A federal law intended to bully states into stripping the driver’s licenses of those with drug convictions is outdated and ineffective, and a proposal by Gov. Paul LePage that would bring Maine into line with this statute makes no sense.

The bill in question — L.D. 1637 — would suspend drug law violators’ licenses for six months. The Criminal Justice and Public Safety Committee issued a divided report Wednesday on L.D. 1637; it now goes to the full Legislature for consideration.

Suspending licenses for drug convictions dates to the “tough on crime” early 1990s and the passage of a federal law tying a portion of highway funding to mandatory suspensions. However, only 12 states follow this policy to the letter. The rest have opted out and hung on to the federal funds under a provision that requires written certification from the governor or state legislative action.

Up until now, Maine has chosen the common-sense approach. All governors since John McKernan have been willing to attest to their opposition to the policy, including LePage.

That is, until last year, when he declared that the scope of Maine’s opioid crisis meant that the state would have to change course and implement mandatory suspension as a way to prevent more people from becoming addicted.

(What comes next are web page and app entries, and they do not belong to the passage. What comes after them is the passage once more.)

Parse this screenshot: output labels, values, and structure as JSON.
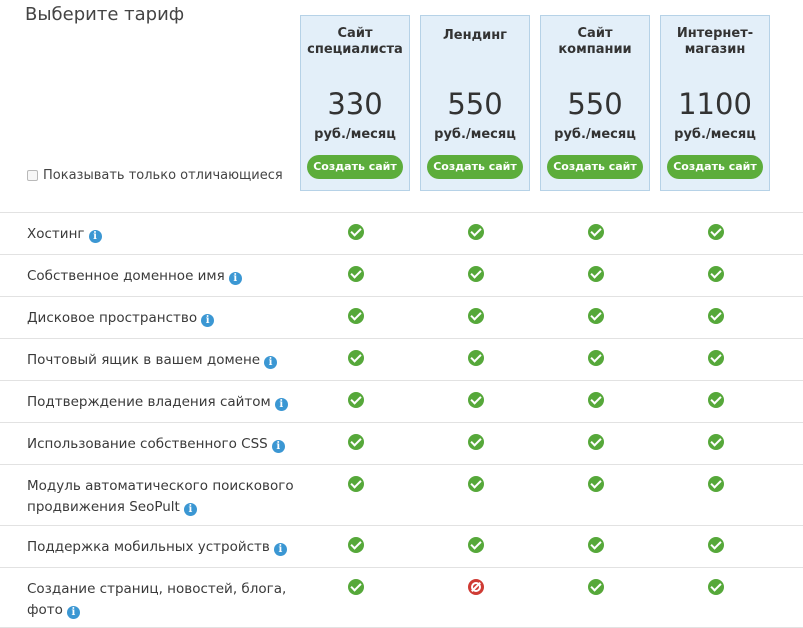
{
  "page": {
    "title": "Выберите тариф",
    "filter_label": "Показывать только отличающиеся",
    "filter_checked": false
  },
  "plans": [
    {
      "name": "Сайт\nспециалиста",
      "price": "330",
      "unit": "руб./месяц",
      "button": "Создать сайт"
    },
    {
      "name": "Лендинг",
      "price": "550",
      "unit": "руб./месяц",
      "button": "Создать сайт"
    },
    {
      "name": "Сайт\nкомпании",
      "price": "550",
      "unit": "руб./месяц",
      "button": "Создать сайт"
    },
    {
      "name": "Интернет-\nмагазин",
      "price": "1100",
      "unit": "руб./месяц",
      "button": "Создать сайт"
    }
  ],
  "info_icon_glyph": "i",
  "features": [
    {
      "label": "Хостинг",
      "values": [
        true,
        true,
        true,
        true
      ]
    },
    {
      "label": "Собственное доменное имя",
      "values": [
        true,
        true,
        true,
        true
      ]
    },
    {
      "label": "Дисковое пространство",
      "values": [
        true,
        true,
        true,
        true
      ]
    },
    {
      "label": "Почтовый ящик в вашем домене",
      "values": [
        true,
        true,
        true,
        true
      ]
    },
    {
      "label": "Подтверждение владения сайтом",
      "values": [
        true,
        true,
        true,
        true
      ]
    },
    {
      "label": "Использование собственного CSS",
      "values": [
        true,
        true,
        true,
        true
      ]
    },
    {
      "label": "Модуль автоматического поискового\nпродвижения SeoPult",
      "values": [
        true,
        true,
        true,
        true
      ]
    },
    {
      "label": "Поддержка мобильных устройств",
      "values": [
        true,
        true,
        true,
        true
      ]
    },
    {
      "label": "Создание страниц, новостей, блога,\nфото",
      "values": [
        true,
        false,
        true,
        true
      ]
    }
  ],
  "colors": {
    "plan_bg": "#e3eff9",
    "button_green": "#5cad3b",
    "check_green": "#56a83a",
    "forbidden_red": "#cf3b34",
    "info_blue": "#3b97d3"
  }
}
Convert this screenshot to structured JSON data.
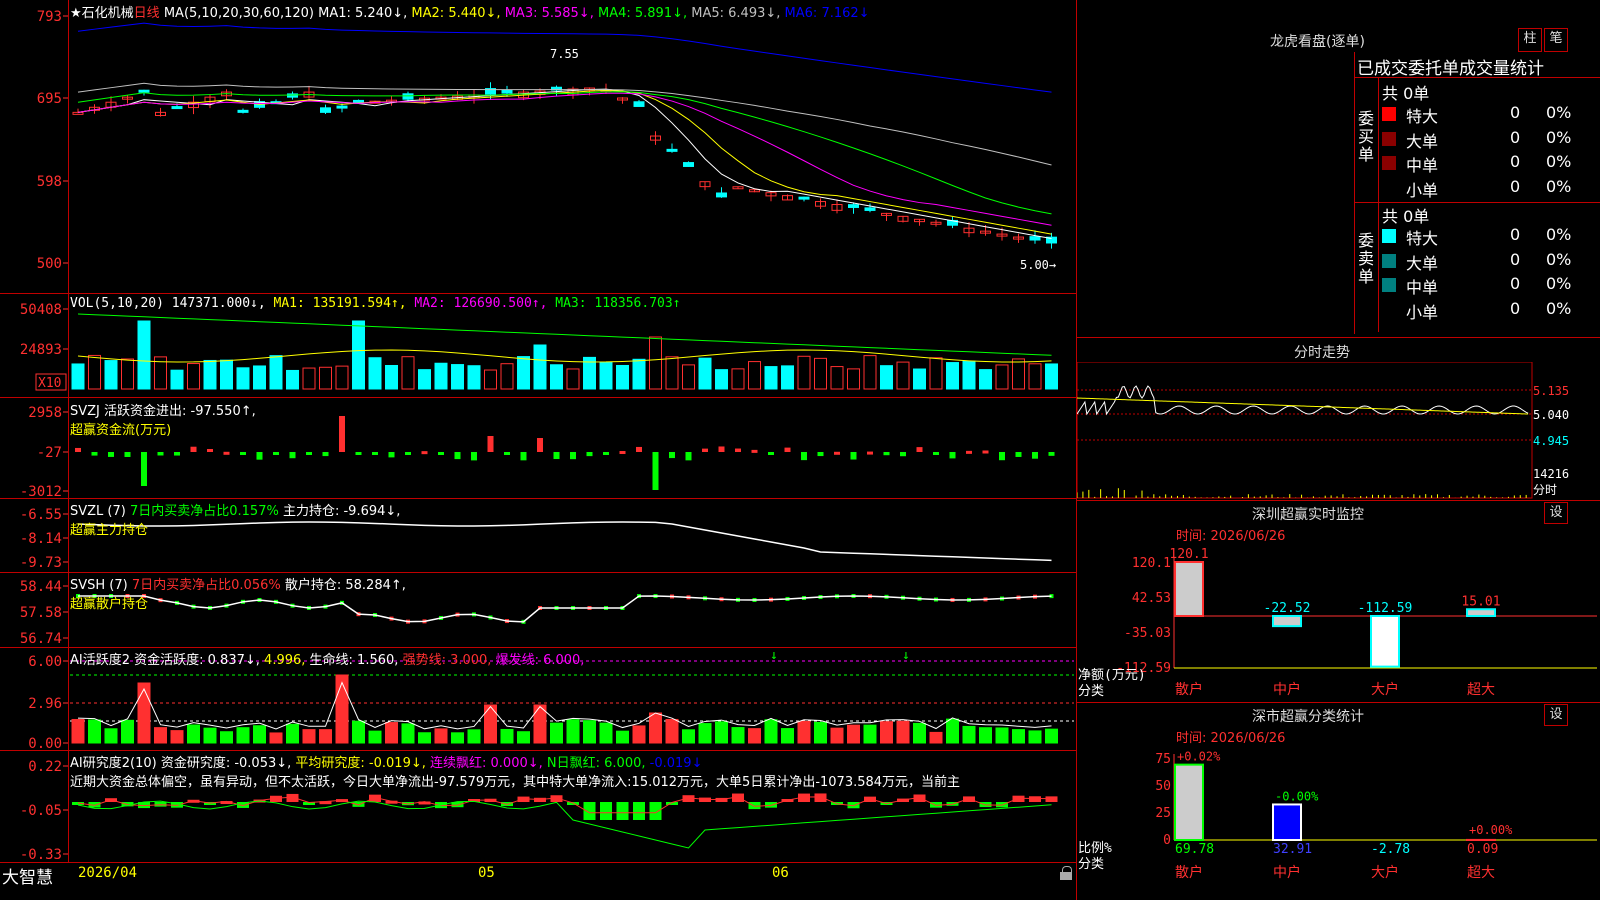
{
  "colors": {
    "up": "#ff3030",
    "down": "#00ffff",
    "grid": "#c00000",
    "ma1": "#ffffff",
    "ma2": "#ffff00",
    "ma3": "#ff00ff",
    "ma4": "#00ff00",
    "ma5": "#c0c0c0",
    "ma6": "#0000ff",
    "green": "#00ff00",
    "yellow": "#ffff00"
  },
  "main": {
    "star": "★",
    "stock_name": "石化机械",
    "period": "日线",
    "ma_title": "MA(5,10,20,30,60,120)",
    "ma1": "MA1: 5.240↓,",
    "ma2": "MA2: 5.440↓,",
    "ma3": "MA3: 5.585↓,",
    "ma4": "MA4: 5.891↓,",
    "ma5": "MA5: 6.493↓,",
    "ma6": "MA6: 7.162↓",
    "y_ticks": [
      "793",
      "695",
      "598",
      "500"
    ],
    "high_label": "7.55",
    "low_label": "5.00→"
  },
  "vol": {
    "title": "VOL(5,10,20)",
    "value": "147371.000↓,",
    "ma1": "MA1: 135191.594↑,",
    "ma2": "MA2: 126690.500↑,",
    "ma3": "MA3: 118356.703↑",
    "y_ticks": [
      "50408",
      "24893"
    ],
    "unit": "X10"
  },
  "svzj": {
    "title": "SVZJ",
    "label": "活跃资金进出: -97.550↑,",
    "sub": "超赢资金流(万元)",
    "y_ticks": [
      "2958",
      "-27",
      "-3012"
    ]
  },
  "svzl": {
    "title": "SVZL (7)",
    "ratio": "7日内买卖净占比0.157%",
    "hold": "主力持仓: -9.694↓,",
    "sub": "超赢主力持仓",
    "y_ticks": [
      "-6.55",
      "-8.14",
      "-9.73"
    ]
  },
  "svsh": {
    "title": "SVSH (7)",
    "ratio": "7日内买卖净占比0.056%",
    "hold": "散户持仓: 58.284↑,",
    "sub": "超赢散户持仓",
    "y_ticks": [
      "58.44",
      "57.58",
      "56.74"
    ]
  },
  "ai1": {
    "title": "AI活跃度2",
    "act": "资金活跃度: 0.837↓,",
    "val2": "4.996,",
    "life": "生命线: 1.560,",
    "strong": "强势线: 3.000,",
    "burst": "爆发线: 6.000,",
    "y_ticks": [
      "6.00",
      "2.96",
      "0.00"
    ]
  },
  "ai2": {
    "title": "AI研究度2(10)",
    "res": "资金研究度: -0.053↓,",
    "avg": "平均研究度: -0.019↓,",
    "red": "连续飘红: 0.000↓,",
    "nred": "N日飘红: 6.000,",
    "neg": "-0.019↓",
    "comment": "近期大资金总体偏空，虽有异动，但不太活跃，今日大单净流出-97.579万元，其中特大单净流入:15.012万元，大单5日累计净出-1073.584万元，当前主",
    "y_ticks": [
      "0.22",
      "-0.05",
      "-0.33"
    ]
  },
  "footer": {
    "brand": "大智慧",
    "dates": [
      "2026/04",
      "05",
      "06"
    ]
  },
  "right": {
    "lhb_title": "龙虎看盘(逐单)",
    "btn_zhu": "柱",
    "btn_bi": "笔",
    "tabs_text": "已成交委托单成交量统计",
    "buy_label": "委买单",
    "sell_label": "委卖单",
    "buy_total": "共 0单",
    "sell_total": "共 0单",
    "buy_rows": [
      {
        "name": "特大",
        "qty": "0",
        "pct": "0%"
      },
      {
        "name": "大单",
        "qty": "0",
        "pct": "0%"
      },
      {
        "name": "中单",
        "qty": "0",
        "pct": "0%"
      },
      {
        "name": "小单",
        "qty": "0",
        "pct": "0%"
      }
    ],
    "sell_rows": [
      {
        "name": "特大",
        "qty": "0",
        "pct": "0%"
      },
      {
        "name": "大单",
        "qty": "0",
        "pct": "0%"
      },
      {
        "name": "中单",
        "qty": "0",
        "pct": "0%"
      },
      {
        "name": "小单",
        "qty": "0",
        "pct": "0%"
      }
    ],
    "intraday_title": "分时走势",
    "intraday_ticks": [
      "5.135",
      "5.040",
      "4.945"
    ],
    "intraday_vol": "14216",
    "intraday_vol_lbl": "分时",
    "sz_monitor_title": "深圳超赢实时监控",
    "set_btn": "设",
    "time1": "时间: 2026/06/26",
    "monitor_ticks": [
      "120.1",
      "42.53",
      "-35.03",
      "-112.59"
    ],
    "monitor_vals": [
      "120.1",
      "-22.52",
      "-112.59",
      "15.01"
    ],
    "monitor_cats": [
      "散户",
      "中户",
      "大户",
      "超大"
    ],
    "net_label": "净额(万元)",
    "cat_label": "分类",
    "sz_stat_title": "深市超赢分类统计",
    "time2": "时间: 2026/06/26",
    "stat_ticks": [
      "75",
      "50",
      "25",
      "0"
    ],
    "stat_top": [
      "+0.02%",
      "-0.00%",
      "",
      "+0.00%"
    ],
    "stat_vals": [
      "69.78",
      "32.91",
      "-2.78",
      "0.09"
    ],
    "ratio_label": "比例%",
    "cat_label2": "分类"
  }
}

We agree that the urgency of this epidemic demands innovative thinking, but there are huge holes in this line of reasoning. Addiction isn’t a behavior that people choose after a cost-benefit analysis; it’s a disease, and whether someone develops an addiction is heavily influenced by risk factors such as genetics and mental illness that make people more susceptible.

The idea that mandatory suspension will prevent criminal activity hasn’t panned out, according to the American Association of Motor Vehicle Administrators. The group found in a six-state study that “driver license suspension for non-highway safety related reasons is ineffective in achieving compliance with non-highway safety violations.” In other words, the prospect of losing their driver’s license is the last thing on the mind of someone considering committing a drug offense.

Moreover, this punitive policy puts up new barriers to overcoming addiction at a time when we should be doing more to help people with addiction issues re-enter society. For someone with a criminal conviction, finding a job and earning a legal income is key to reconnecting with their community and staying out of trouble with the law. In a rural state like Maine where most people need to drive to get to work, having a suspended license puts a job seeker at an obvious disadvantage.

The Legislature has rejected five bills that would have enacted mandatory suspension for drug convictions. Anyone who wants to help the thousands of our fellow Mainers who are struggling with addiction should press their elected representatives in Augusta to vote against this one.